Now clearly the Romani are a different category to most of the stateless nations on the Prom in that they don’t claim any particular territory. And I’m prepared to give at least some credence to the popular view that a few Romani must accept a degree of blame for the discrimination they’ve experienced. That, though, wouldn’t be the same thing as saying their significant contribution to European culture shouldn’t be acknowledged. And whether or not the Romani flag ends up on the Prom, the issue has highlighted how unique Aberystwyth’s minority nation flags are.

Lib Dem Town Councillor Alec Dauncey has had this to say on his blog.
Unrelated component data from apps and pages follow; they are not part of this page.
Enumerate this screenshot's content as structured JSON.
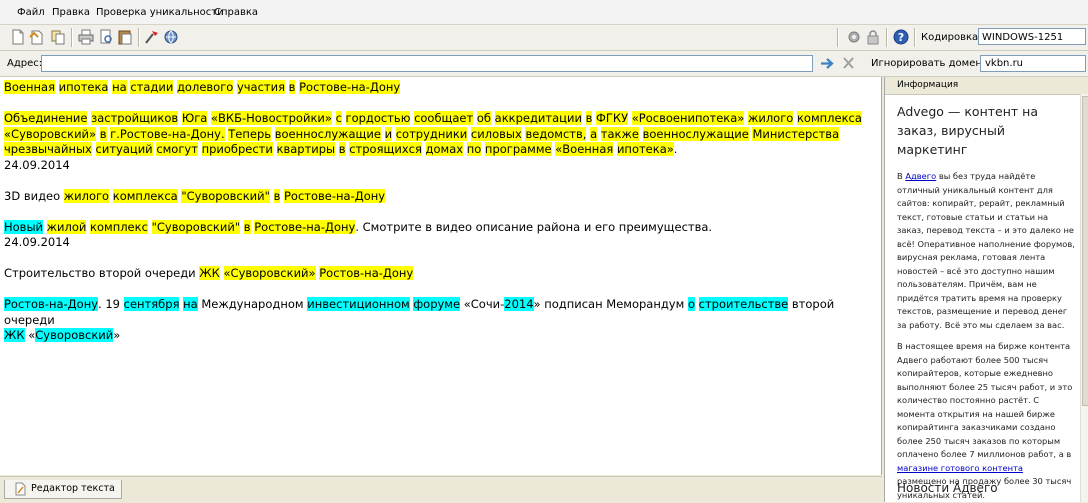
{
  "menu": [
    "Файл",
    "Правка",
    "Проверка уникальности",
    "Справка"
  ],
  "toolbar": {
    "encoding_label": "Кодировка:",
    "encoding_value": "WINDOWS-1251",
    "icons": [
      "new-document-icon",
      "open-document-icon",
      "copy-icon",
      "print-icon",
      "print-preview-icon",
      "paste-icon",
      "check-icon",
      "web-icon",
      "settings-icon",
      "lock-icon",
      "help-icon"
    ]
  },
  "address": {
    "label": "Адрес:",
    "value": "",
    "ignore_label": "Игнорировать домены:",
    "ignore_value": "vkbn.ru"
  },
  "document": [
    [
      [
        "Военная",
        "y"
      ],
      [
        " ",
        ""
      ],
      [
        "ипотека",
        "y"
      ],
      [
        " ",
        ""
      ],
      [
        "на",
        "y"
      ],
      [
        " ",
        ""
      ],
      [
        "стадии",
        "y"
      ],
      [
        " ",
        ""
      ],
      [
        "долевого",
        "y"
      ],
      [
        " ",
        ""
      ],
      [
        "участия",
        "y"
      ],
      [
        " ",
        ""
      ],
      [
        "в",
        "y"
      ],
      [
        " ",
        ""
      ],
      [
        "Ростове-на-Дону",
        "y"
      ]
    ],
    [],
    [
      [
        "Объединение",
        "y"
      ],
      [
        " ",
        ""
      ],
      [
        "застройщиков",
        "y"
      ],
      [
        " ",
        ""
      ],
      [
        "Юга",
        "y"
      ],
      [
        " ",
        ""
      ],
      [
        "«ВКБ-Новостройки»",
        "y"
      ],
      [
        " ",
        ""
      ],
      [
        "с",
        "y"
      ],
      [
        " ",
        ""
      ],
      [
        "гордостью",
        "y"
      ],
      [
        " ",
        ""
      ],
      [
        "сообщает",
        "y"
      ],
      [
        " ",
        ""
      ],
      [
        "об",
        "y"
      ],
      [
        " ",
        ""
      ],
      [
        "аккредитации",
        "y"
      ],
      [
        " ",
        ""
      ],
      [
        "в",
        "y"
      ],
      [
        " ",
        ""
      ],
      [
        "ФГКУ",
        "y"
      ],
      [
        " ",
        ""
      ],
      [
        "«Росвоенипотека»",
        "y"
      ],
      [
        " ",
        ""
      ],
      [
        "жилого",
        "y"
      ],
      [
        " ",
        ""
      ],
      [
        "комплекса",
        "y"
      ]
    ],
    [
      [
        "«Суворовский»",
        "y"
      ],
      [
        " ",
        ""
      ],
      [
        "в",
        "y"
      ],
      [
        " ",
        ""
      ],
      [
        "г.Ростове-на-Дону.",
        "y"
      ],
      [
        " ",
        ""
      ],
      [
        "Теперь",
        "y"
      ],
      [
        " ",
        ""
      ],
      [
        "военнослужащие",
        "y"
      ],
      [
        " ",
        ""
      ],
      [
        "и",
        "y"
      ],
      [
        " ",
        ""
      ],
      [
        "сотрудники",
        "y"
      ],
      [
        " ",
        ""
      ],
      [
        "силовых",
        "y"
      ],
      [
        " ",
        ""
      ],
      [
        "ведомств,",
        "y"
      ],
      [
        " ",
        ""
      ],
      [
        "а",
        "y"
      ],
      [
        " ",
        ""
      ],
      [
        "также",
        "y"
      ],
      [
        " ",
        ""
      ],
      [
        "военнослужащие",
        "y"
      ],
      [
        " ",
        ""
      ],
      [
        "Министерства",
        "y"
      ]
    ],
    [
      [
        "чрезвычайных",
        "y"
      ],
      [
        " ",
        ""
      ],
      [
        "ситуаций",
        "y"
      ],
      [
        " ",
        ""
      ],
      [
        "смогут",
        "y"
      ],
      [
        " ",
        ""
      ],
      [
        "приобрести",
        "y"
      ],
      [
        " ",
        ""
      ],
      [
        "квартиры",
        "y"
      ],
      [
        " ",
        ""
      ],
      [
        "в",
        "y"
      ],
      [
        " ",
        ""
      ],
      [
        "строящихся",
        "y"
      ],
      [
        " ",
        ""
      ],
      [
        "домах",
        "y"
      ],
      [
        " ",
        ""
      ],
      [
        "по",
        "y"
      ],
      [
        " ",
        ""
      ],
      [
        "программе",
        "y"
      ],
      [
        " ",
        ""
      ],
      [
        "«Военная",
        "y"
      ],
      [
        " ",
        ""
      ],
      [
        "ипотека»",
        "y"
      ],
      [
        ".",
        ""
      ]
    ],
    [
      [
        "24.09.2014",
        ""
      ]
    ],
    [],
    [
      [
        "3D видео ",
        ""
      ],
      [
        "жилого",
        "y"
      ],
      [
        " ",
        ""
      ],
      [
        "комплекса",
        "y"
      ],
      [
        " ",
        ""
      ],
      [
        "\"Суворовский\"",
        "y"
      ],
      [
        " ",
        ""
      ],
      [
        "в",
        "y"
      ],
      [
        " ",
        ""
      ],
      [
        "Ростове-на-Дону",
        "y"
      ]
    ],
    [],
    [
      [
        "Новый",
        "c"
      ],
      [
        " ",
        ""
      ],
      [
        "жилой",
        "y"
      ],
      [
        " ",
        ""
      ],
      [
        "комплекс",
        "y"
      ],
      [
        " ",
        ""
      ],
      [
        "\"Суворовский\"",
        "y"
      ],
      [
        " ",
        ""
      ],
      [
        "в",
        "y"
      ],
      [
        " ",
        ""
      ],
      [
        "Ростове-на-Дону",
        "y"
      ],
      [
        ". Смотрите в видео описание района и его преимущества.",
        ""
      ]
    ],
    [
      [
        "24.09.2014",
        ""
      ]
    ],
    [],
    [
      [
        "Строительство второй очереди ",
        ""
      ],
      [
        "ЖК",
        "y"
      ],
      [
        " ",
        ""
      ],
      [
        "«Суворовский»",
        "y"
      ],
      [
        " ",
        ""
      ],
      [
        "Ростов-на-Дону",
        "y"
      ]
    ],
    [],
    [
      [
        "Ростов-на-Дону",
        "c"
      ],
      [
        ". 19 ",
        ""
      ],
      [
        "сентября",
        "c"
      ],
      [
        " ",
        ""
      ],
      [
        "на",
        "c"
      ],
      [
        " Международном ",
        ""
      ],
      [
        "инвестиционном",
        "c"
      ],
      [
        " ",
        ""
      ],
      [
        "форуме",
        "c"
      ],
      [
        " «Сочи-",
        ""
      ],
      [
        "2014",
        "c"
      ],
      [
        "» подписан Меморандум ",
        ""
      ],
      [
        "о",
        "c"
      ],
      [
        " ",
        ""
      ],
      [
        "строительстве",
        "c"
      ],
      [
        " второй очереди",
        ""
      ]
    ],
    [
      [
        "ЖК",
        "c"
      ],
      [
        " «",
        ""
      ],
      [
        "Суворовский",
        "c"
      ],
      [
        "»",
        ""
      ]
    ]
  ],
  "info": {
    "header": "Информация",
    "title": "Advego — контент на заказ, вирусный маркетинг",
    "para1_a": "В ",
    "para1_link": "Адвего",
    "para1_b": " вы без труда найдёте отличный уникальный контент для сайтов: копирайт, рерайт, рекламный текст, готовые статьи и статьи на заказ, перевод текста – и это далеко не всё! Оперативное наполнение форумов, вирусная реклама, готовая лента новостей – всё это доступно нашим пользователям. Причём, вам не придётся тратить время на проверку текстов, размещение и перевод денег за работу. Всё это мы сделаем за вас.",
    "para2_a": "В настоящее время на бирже контента Адвего работают более 500 тысяч копирайтеров, которые ежедневно выполняют более 25 тысяч работ, и это количество постоянно растёт. С момента открытия на нашей бирже копирайтинга заказчиками создано более 250 тысяч заказов по которым оплачено более 7 миллионов работ, а в ",
    "para2_link": "магазине готового контента",
    "para2_b": " размещено на продажу более 30 тысяч уникальных статей.",
    "news_title": "Новости Адвего"
  },
  "bottom_tab": "Редактор текста"
}
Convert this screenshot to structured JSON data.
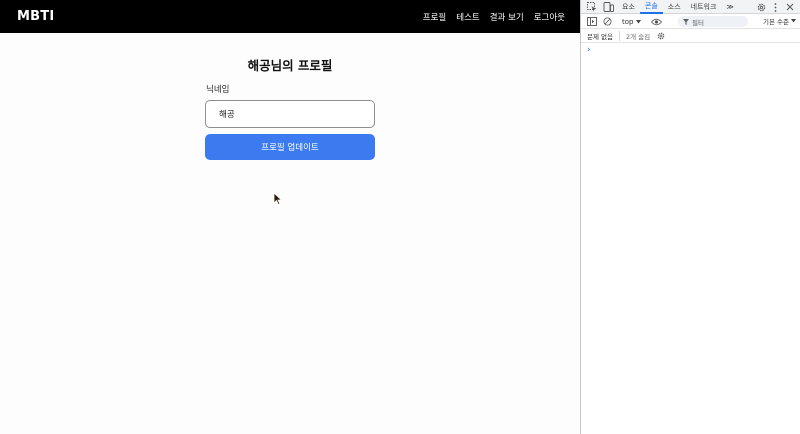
{
  "navbar": {
    "brand": "MBTI",
    "links": [
      "프로필",
      "테스트",
      "결과 보기",
      "로그아웃"
    ]
  },
  "profile": {
    "title": "해공님의 프로필",
    "nickname_label": "닉네임",
    "nickname_value": "해공",
    "update_button": "프로필 업데이트"
  },
  "devtools": {
    "tabs": [
      "요소",
      "콘솔",
      "소스",
      "네트워크"
    ],
    "active_tab": "콘솔",
    "more_tabs": "≫",
    "context": "top",
    "filter_placeholder": "필터",
    "level": "기본 수준",
    "issues": "문제 없음",
    "hidden": "2개 숨김",
    "prompt": "›"
  },
  "colors": {
    "navbar_bg": "#000000",
    "button_bg": "#3b7bef",
    "devtools_accent": "#1a73e8"
  },
  "icons": [
    "inspect-icon",
    "device-toggle-icon",
    "settings-icon",
    "more-vert-icon",
    "close-icon",
    "sidebar-toggle-icon",
    "clear-console-icon",
    "eye-icon",
    "filter-icon",
    "chevron-down-icon",
    "gear-icon",
    "mouse-cursor-icon"
  ]
}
“Frankly, this sort of thing makes me glad I live in this strange and interesting town.”

Supporting Mark Strong, he’s now suggesting that the Aberystwyth small nation flags project should be extended to stateless nations outside Europe like Palestine (alongside Israel), Tibet and Southern Sahara.

So here we have representatives of the two major political parties in Ceredigion on the same side of the debate in support of small and stateless nations. That probably says something about the different perspective on the world that apparently peripheral Welsh towns like Aberystwyth have to offer.

Anyway, when actual ‘council chiefs’, i.e. those Ceredigion officers who are responsible for putting up any flags, heard about it, they quickly put out a blunt, dampening statement saying, “Ceredigion County Council has no immediate plans to amend the current display of flags”.

Whatever flags are put up in the future, I’ll leave the final (slightly misinformed) comment to someone on the Daily Mail message board from Chesterfield,

“Well done to the tourist board of Aberystwyth, for the cost of a flag and a flag pole tourist officials have managed to gain thousands of pounds of free publicity for the town. I didn't know about all the flags until I read this story but now I do know about the display I will definitely visit the town when I'm next in the area.”

To people like this, ‘different’ equals ‘interesting’. Hopefully there are more out there like him.